Live oil painter Jalen Law, whose provocative "Hood Series" featured faceless hooded figures evoking the sense of being both unseen and without identity or humanity, completed a new work called "Sam Greenlee (The Spook Who Sat By The Door)" over the span of the festival for all to see. Law's choice of subject matter could not have been more appropriate for Greenlee (who died at age 83 in 2014), who was a novelist and poet best known for a low-budget 1973 movie made from his novel "The Spook Who Sat by the Door," which envisioned a black power revolution led by a militant black ex-C.I.A. agent. The film was pulled from theaters after a brief box office success and is now considered a "cult classic".
Continuing in the tradition of Greenlee and "Spook Who Sat By The Door" director Ivan Dixon, the filmmakers in the 2018 Hip Hop Film Festival didn't let studios, distribution and budget constraints stop them from telling their stories, nor did they shy away from controversy or hot topics which plague the community such as: fear, distrust, race relations, gentrification, police brutality and much more, as told through pillars of the community who strive to right and write about the wrongs that have been done.
One can only hope these films reach a larger audience through other means such as 24/7Films.TV, the festival's own streaming network described as "Netflix for the hip hop cultured" and the conversations continue once this important and eclectic four-day festival has concluded until next year.
"Verses at Work" Talkback with Creative Team: Al Malonga (Costume Designer/Stylist), Gregg Thompson (Director of Photography/Editor), Malik Work (Writer/Actor/Executive Producer), Charlotte Lily Gaspard (Animator/Shadow Puppets)

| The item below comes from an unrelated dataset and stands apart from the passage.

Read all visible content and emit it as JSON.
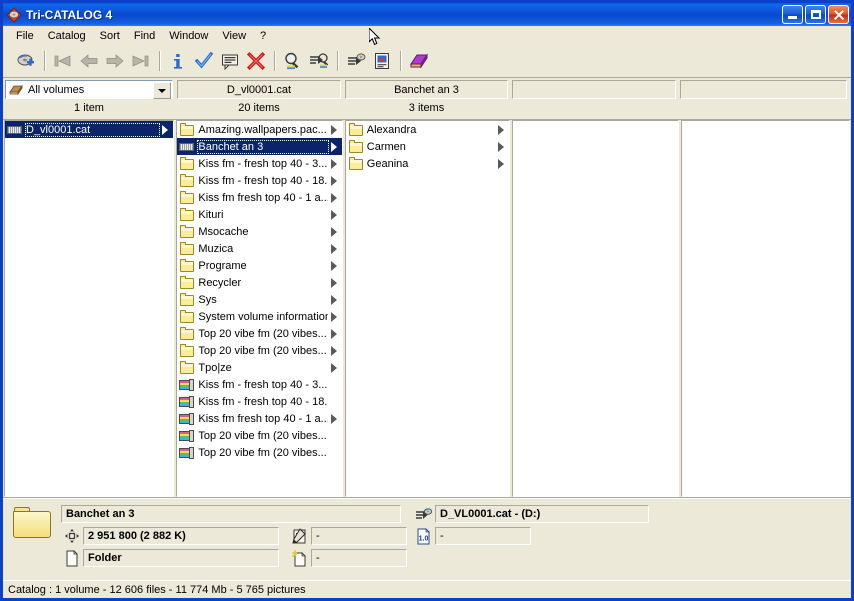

"Verses at Work" creator/performer -- Malik Work
"Verses at Work" Team: David Reith (Actor), Gregg Thompson, Malik Work, Al Malonga, Charlotte Lily Gaspard
"American Legend" Talkback with HHFF Host Robyn Baxter, Michael "President" Anderson (Actor/Writer) and Stanley U. Asiegbulem (Director)
"Rolling in the Deep" Talkback with Stephen Cofield (Actor) and HHFF Host
"Wrath City" Talkback with Raeshelle Cooke (Writer/Director) and HHFF Host
"What Matters" Talkback with Jordan Battiste (Editor), Brendan Greyson (Actor) and Writer/Director/Actor/Producer Andrew Gajadhar
Visual Artist Jalen Law live painting at ART AFTER DARK
"GUN" Talkback with mother of actor/filmmaker Sam Upton and HHFF Host
HHFF TechZibit/VR Films "Legendary Cyphers" VR experience
BWW Writer/Reviewer Cindy Sibilsky and HHFF Host Robyn Baxter